The case changed abruptly when the Wall Street Journal reported on the list in December last year, about nine months after the document appeared on the People of Color in Technology group's website. A viral storm ensued through major international media. According to the tenor in almost all texts, a list is circulating in order to cleanse the academic world of words: It is a "black list" with pages of "bans", as the FAZ wrote, "the university" wants that " no hurtful language” is no longer used on their campus.
No, it's not that simple and dystopian. In view of the grassroots approach and the awkward structure of the document itself, hardly anyone could have imagined that it could be an instruction from an elite university that reliably ranked first or second with sales in the billions. Nevertheless, the crucial question is why people think so much about language at Stanford – and by whom.
The group "People of Color in Technology" came together in 2020, according to their own statements in response to the murder of George Floyd. The declared goal is to “walk the talk” in the face of centuries of racism, with the first point of the action plan being to “cleanse” the tech sector from “racist terminology”. “Eliminate” expressions, “clean up” language? The aggressive tone suggests that a group of activists is trying to impose their teaching on a university. The approach of seeing language as a tool to remedy systemic injustices or not to let them arise in the first place may seem absurd in many cases, but it is now common practice in many tech companies, as has "algorithm bias" for years, is discussed. Why not Stanford's IT department?
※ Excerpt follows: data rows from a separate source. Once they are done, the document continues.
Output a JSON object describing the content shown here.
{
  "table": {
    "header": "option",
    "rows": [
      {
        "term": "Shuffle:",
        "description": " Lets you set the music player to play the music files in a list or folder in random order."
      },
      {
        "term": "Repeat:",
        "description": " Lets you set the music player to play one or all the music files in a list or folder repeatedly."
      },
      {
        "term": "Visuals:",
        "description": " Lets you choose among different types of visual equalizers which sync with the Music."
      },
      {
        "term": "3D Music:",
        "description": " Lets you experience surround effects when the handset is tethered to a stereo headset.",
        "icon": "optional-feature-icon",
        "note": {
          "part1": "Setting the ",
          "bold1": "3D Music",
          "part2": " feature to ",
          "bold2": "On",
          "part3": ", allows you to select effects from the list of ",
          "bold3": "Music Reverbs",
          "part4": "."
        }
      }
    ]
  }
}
Last week, University President Marc Tessier-Lavigne wrote in an email to everyone at Stanford: The initiative was never the expression of a university-wide binding regulation, but was merely a well-intentioned attempt to point out the potentially hurtful effects of the choice of words - but which clearly failed in its aim . The website has therefore been removed and the initiative is being re-evaluated. Incidentally, Stanford is and will remain the place of academic freedom that welcomes voices from across the political spectrum. Efforts towards inclusion must always be in line with the commitment to academic freedom.
So to say that Stanford University is now “backtracking” would be wrong, or at least imprecise, just as many of the terms in the articles on the Elimination of Harmful Language Initiative were imprecise. The case and its media discussion will not do much harm to Stanford's reputation, but it will put some things in a different light: Up to now, Stanford has been considered as a rather liberal, in parts conservative institution. It remains to be seen whether around 160 expressions on a crude list will fundamentally change anything – as will what that means for the “People of Color in Technology”.